Building capacity for a tobacco-free world

July 12-15, 2006, Washington, DC, USA



Thursday, July 13, 2006 - 12:00 PM
13-134

Educational Level and Chewing Tobacco Usages by Women in a Rural Population of Bangladesh

Sohel R. Choudhury, MBBS, PhD1, Mostafa Zaman, MBBS, MPH, PhD2, Jasimuddin Ahmed, MD, MCPS, PhD2, Sharker Md. Numan, MBBS, MS3, Sadequl Islam, MBBS3, Kawsar Parvin, MBBS2, Tuhin Haque, MBBS, PhD1, and Ayesha Akhter, MBBS, MCPS3. (1) Department of Epidemiology & Research, National Heart Foundation Hospital & Research Institute, Plot 7/2, Section 2, Mirpur, Dhaka, Bangladesh, (2) National Center for Control of Rheumatic Fever and Heart Disease, Sher-E-Bangla Nagar, Dhaka, Bangladesh, (3) Ekhlaspur Center of Health (ECOH), Ekhlaspur, Matlab North, Chandpur, Bangladesh

Objective: Data on association of levels of education with chewing tobacco usages by rural women in developing countries is scarce. This information is needed to identify target group in school based health education program. The objectives of the study were to determine the age specific prevalence of chewing tobacco usages and its relationship with educational levels in women in a rural population of Bangladesh.

Methods: Number of years of schooling and usages of any kind of chewing tobacco were assessed by questionnaire in a sample of 303 women aged 18 years or older. Prevalence of chewing tobacco usages was calculated and years of education between tobacco user and non-user were compared between middle-aged (< 45 yrs.) and older (=>45) age groups.

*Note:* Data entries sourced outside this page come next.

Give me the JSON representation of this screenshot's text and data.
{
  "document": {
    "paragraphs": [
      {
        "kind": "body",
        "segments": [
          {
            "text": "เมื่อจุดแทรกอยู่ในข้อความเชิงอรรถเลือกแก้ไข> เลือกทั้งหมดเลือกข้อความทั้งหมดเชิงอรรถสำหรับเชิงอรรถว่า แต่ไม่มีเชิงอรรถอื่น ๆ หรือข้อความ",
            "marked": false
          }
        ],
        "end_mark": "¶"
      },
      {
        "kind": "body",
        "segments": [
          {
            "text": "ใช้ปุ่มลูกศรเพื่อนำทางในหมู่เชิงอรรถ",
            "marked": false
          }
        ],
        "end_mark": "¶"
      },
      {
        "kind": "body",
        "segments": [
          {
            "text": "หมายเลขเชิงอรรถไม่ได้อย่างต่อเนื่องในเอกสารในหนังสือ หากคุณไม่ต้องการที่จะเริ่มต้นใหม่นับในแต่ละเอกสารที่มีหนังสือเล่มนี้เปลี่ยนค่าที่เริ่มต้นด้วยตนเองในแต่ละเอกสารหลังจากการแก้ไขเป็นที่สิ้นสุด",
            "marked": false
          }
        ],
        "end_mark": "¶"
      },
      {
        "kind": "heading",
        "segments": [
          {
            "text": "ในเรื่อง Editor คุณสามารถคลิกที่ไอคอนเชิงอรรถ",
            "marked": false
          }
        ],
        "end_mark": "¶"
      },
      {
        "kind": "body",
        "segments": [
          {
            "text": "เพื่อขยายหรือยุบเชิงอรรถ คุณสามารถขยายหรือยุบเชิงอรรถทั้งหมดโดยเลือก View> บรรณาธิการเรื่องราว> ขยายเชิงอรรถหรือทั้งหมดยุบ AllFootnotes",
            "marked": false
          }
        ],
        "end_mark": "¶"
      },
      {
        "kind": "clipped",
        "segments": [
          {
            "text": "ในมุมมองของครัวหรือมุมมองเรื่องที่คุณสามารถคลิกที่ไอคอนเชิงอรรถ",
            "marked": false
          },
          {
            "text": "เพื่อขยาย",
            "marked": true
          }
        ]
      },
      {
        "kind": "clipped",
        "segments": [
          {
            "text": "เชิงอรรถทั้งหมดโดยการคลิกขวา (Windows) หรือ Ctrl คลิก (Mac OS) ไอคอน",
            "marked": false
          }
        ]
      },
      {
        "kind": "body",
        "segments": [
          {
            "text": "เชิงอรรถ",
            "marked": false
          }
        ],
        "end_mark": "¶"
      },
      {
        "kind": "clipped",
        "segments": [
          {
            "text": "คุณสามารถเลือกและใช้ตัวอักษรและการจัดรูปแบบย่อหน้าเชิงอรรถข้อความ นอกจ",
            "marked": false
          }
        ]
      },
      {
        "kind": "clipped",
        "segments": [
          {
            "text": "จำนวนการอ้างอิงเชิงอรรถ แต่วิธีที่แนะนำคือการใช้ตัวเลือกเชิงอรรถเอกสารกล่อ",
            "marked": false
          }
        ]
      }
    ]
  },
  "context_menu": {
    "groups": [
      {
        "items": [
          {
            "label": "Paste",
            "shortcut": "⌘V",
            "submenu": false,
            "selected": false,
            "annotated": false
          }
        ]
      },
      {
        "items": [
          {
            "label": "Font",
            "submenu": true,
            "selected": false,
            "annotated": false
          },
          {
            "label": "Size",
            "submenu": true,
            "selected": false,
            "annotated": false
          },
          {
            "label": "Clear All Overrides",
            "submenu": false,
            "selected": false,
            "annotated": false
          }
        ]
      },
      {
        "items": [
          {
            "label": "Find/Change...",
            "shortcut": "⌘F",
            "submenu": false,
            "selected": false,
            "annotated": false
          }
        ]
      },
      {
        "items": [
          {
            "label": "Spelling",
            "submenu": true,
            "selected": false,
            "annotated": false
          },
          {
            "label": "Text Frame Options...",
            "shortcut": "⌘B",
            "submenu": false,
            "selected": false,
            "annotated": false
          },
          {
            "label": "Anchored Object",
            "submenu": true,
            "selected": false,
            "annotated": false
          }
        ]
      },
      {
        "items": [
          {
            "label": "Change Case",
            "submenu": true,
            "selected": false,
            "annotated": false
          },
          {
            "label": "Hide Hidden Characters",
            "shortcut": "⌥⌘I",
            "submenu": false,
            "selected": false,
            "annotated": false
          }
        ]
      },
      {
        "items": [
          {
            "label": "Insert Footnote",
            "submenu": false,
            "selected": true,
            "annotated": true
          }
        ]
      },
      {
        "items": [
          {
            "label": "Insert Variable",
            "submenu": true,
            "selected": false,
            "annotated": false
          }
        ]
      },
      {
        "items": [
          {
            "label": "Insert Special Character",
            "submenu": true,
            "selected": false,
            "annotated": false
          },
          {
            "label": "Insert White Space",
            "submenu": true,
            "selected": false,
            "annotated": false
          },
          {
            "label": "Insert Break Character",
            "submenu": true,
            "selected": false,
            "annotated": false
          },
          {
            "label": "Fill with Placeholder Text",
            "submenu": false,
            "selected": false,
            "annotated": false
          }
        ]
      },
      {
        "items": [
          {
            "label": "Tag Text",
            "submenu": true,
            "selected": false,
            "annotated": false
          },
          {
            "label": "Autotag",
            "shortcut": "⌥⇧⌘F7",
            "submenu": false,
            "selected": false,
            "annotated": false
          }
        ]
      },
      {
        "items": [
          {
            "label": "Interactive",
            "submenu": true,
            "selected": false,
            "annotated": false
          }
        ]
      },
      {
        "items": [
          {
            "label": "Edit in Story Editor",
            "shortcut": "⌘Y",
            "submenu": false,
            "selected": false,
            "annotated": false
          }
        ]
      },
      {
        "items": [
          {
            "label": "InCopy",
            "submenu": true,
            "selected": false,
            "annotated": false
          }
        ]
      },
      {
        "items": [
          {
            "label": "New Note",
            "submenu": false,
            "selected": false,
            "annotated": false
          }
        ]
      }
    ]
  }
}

Results: Prevalence of tobacco usages was higher in the middle-aged women than in older age group (76.3% vs. 38%: p< 0.001). In middle-aged mean education years in tobacco user and non-user were 5.8 years (95% CI: 5.1- 6.4) and 3.4 years (2.3 - 4.4) respectively and in older group means were 2.8 years (2.0- 3.6) and 1.5 years (0.9 2.0) respectively. In middle-aged median year of education in tobacco user was five years. Tobacco user had higher education than non-users in middle-aged women. Education program targeting secondary level would miss a large number of female students as half of the tobacco user had education up to primary level. Therefore to impart knowledge about effects of chewing tobacco usages health education should be delivered at primary level.